Twenty first century shatter zones include such borderland places as the Balkans, Yugoslavia, Syria, Iraq and Afghanistan. It is difficult to comprehend similar conditions existing in such a peaceful region as the Adirondacks.
Evidence of native cultures has been discovered throughout the region, and remains in many place names to this day.
Artifacts have also been uncovered along the shores of many Adirondack lakes and rivers, as well as along the popular carries and in many farm fields.
Several historic Adirondack resorts had collections of native artifacts, including Rainbow Court Lodge proprietor James Wardner who collected “thousands of pieces from the lands surrounding Rainbow Lake.”
Alfred B. Street’s “Woods and Waters,” published in 1866, describes “a large tribe of the Saranac Indians” who lived at the “Indian Carrying Place (Indian Carry in Coreys” during the mid-1700s. The site of the clearing reportedly held their village and council places.
Jesse Corey, proprietor of the Rustic Lodge in Coreys, amassed a collection of Indian artifacts that ranged into the thousands. Reportedly, he built the lodge in 1850 on the site of a pre-existing Algonquian village.

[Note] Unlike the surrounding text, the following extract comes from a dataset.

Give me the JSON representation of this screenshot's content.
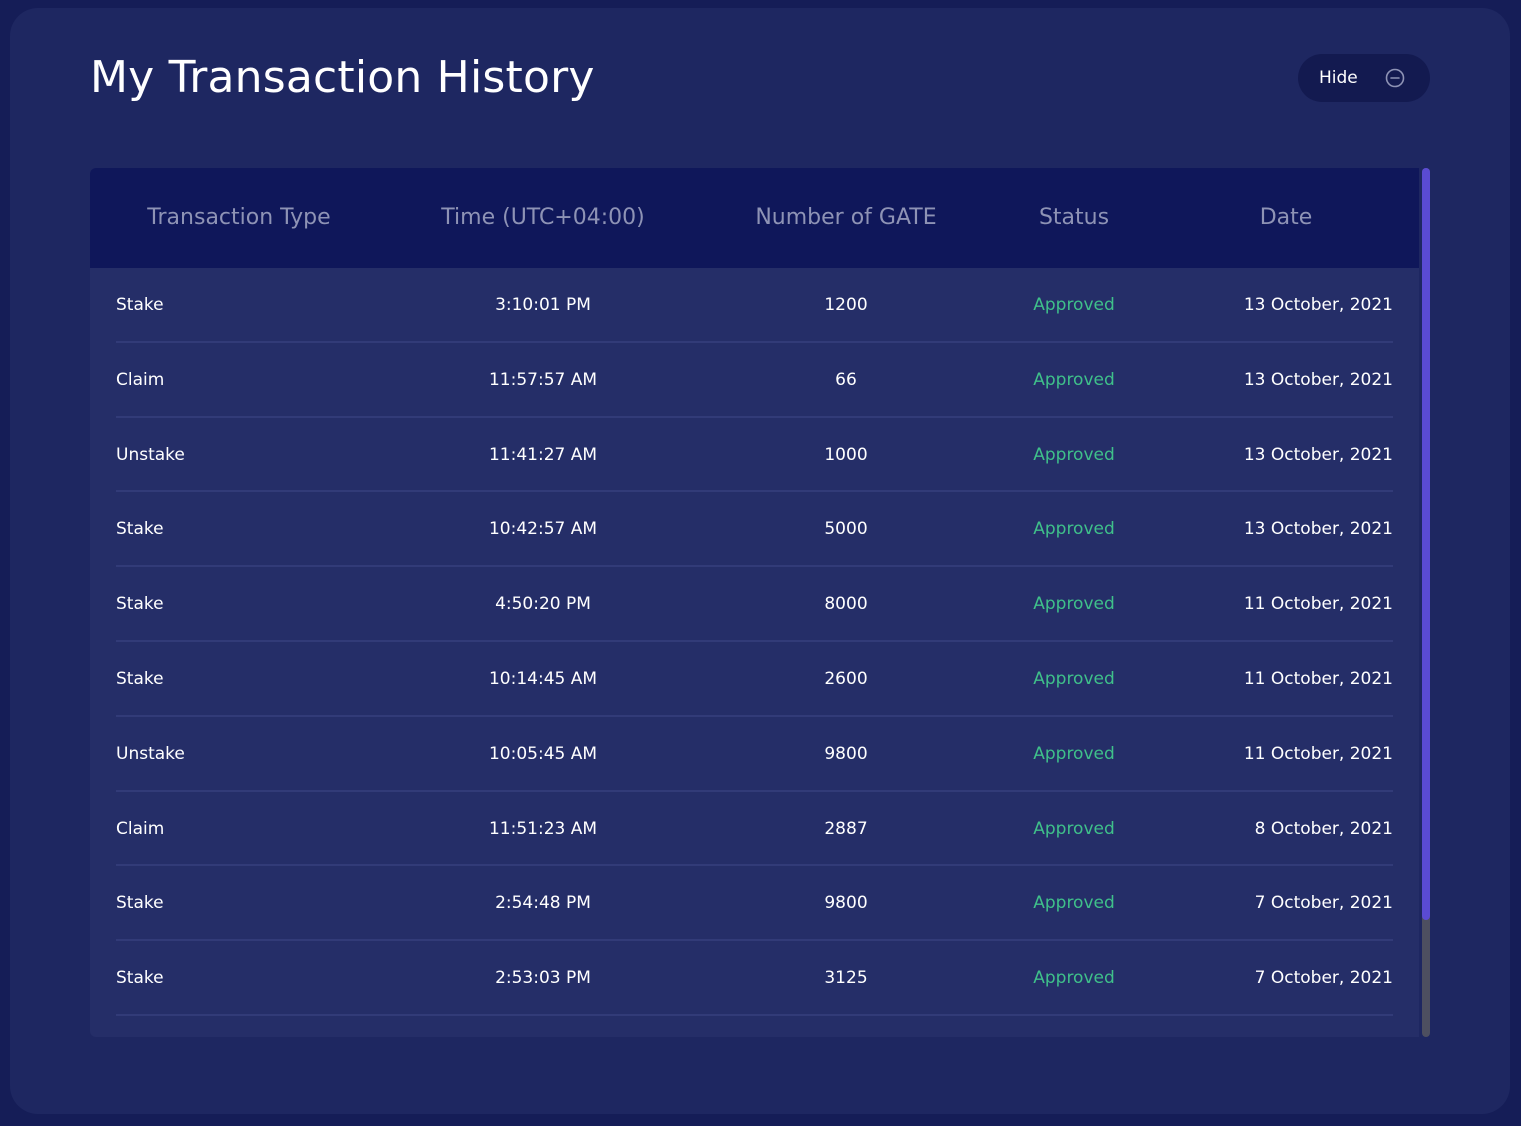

Indian Carry served as a major crossroads of water routes. The area continued to attract native people well into the the 21st century, with basket makers and canoe builders maintaining roadside shops to sell their wares to tourists.
Although a 1985 survey conducted by Hartgen Associates for the state Office of Parks, Recreation and Historic Sites lists more than 350 prehistoric sites within the Blue Line, only a handful of which have been examined or dug up by professional archaeologists.
Artifacts continue to be discovered along the shores of many Adirondack lakes and rivers, as well as near the “carries” and at former farms.
There have been more than a half-dozen dugout canoes discovered in the Saranac Lake-Lake Placid region alone, including one found on the bottom of Mirror Lake in the late 1960s.
In addition, there have also been numerous discoveries of tools, weapons and pottery throughout the region. Many of these discoveries can be found at the Six Nations Museum in Onchiota, which offers outstanding opportunities for those seeking further information on this topic.
Despite such obvious evidence of native cultures in the Adirondack region, many are left to wonder why there remains so little evidence of permanent villages? The answer is actually quite simple.
The Haudenosaunee were very mobile and they moved with the seasons to take advantage of the climate for farming purposes and timing for the availability of fish and game.
They lived in buildings constructed primarily of wood and bark. Their tools were wooden and their containers were mostly baskets, which again were made of wood.
Their boats were also made of wood and bark, as were many of their weapons.
A simple walk through the local woods will provide an answer to the mystery of the missing villages. Wood rots and it returns to the earth, as did their villages.
However, there remains ample evidence in the way of old footpaths, many of which are now traced by current day highways such as state Route 9 and the Old Military Road.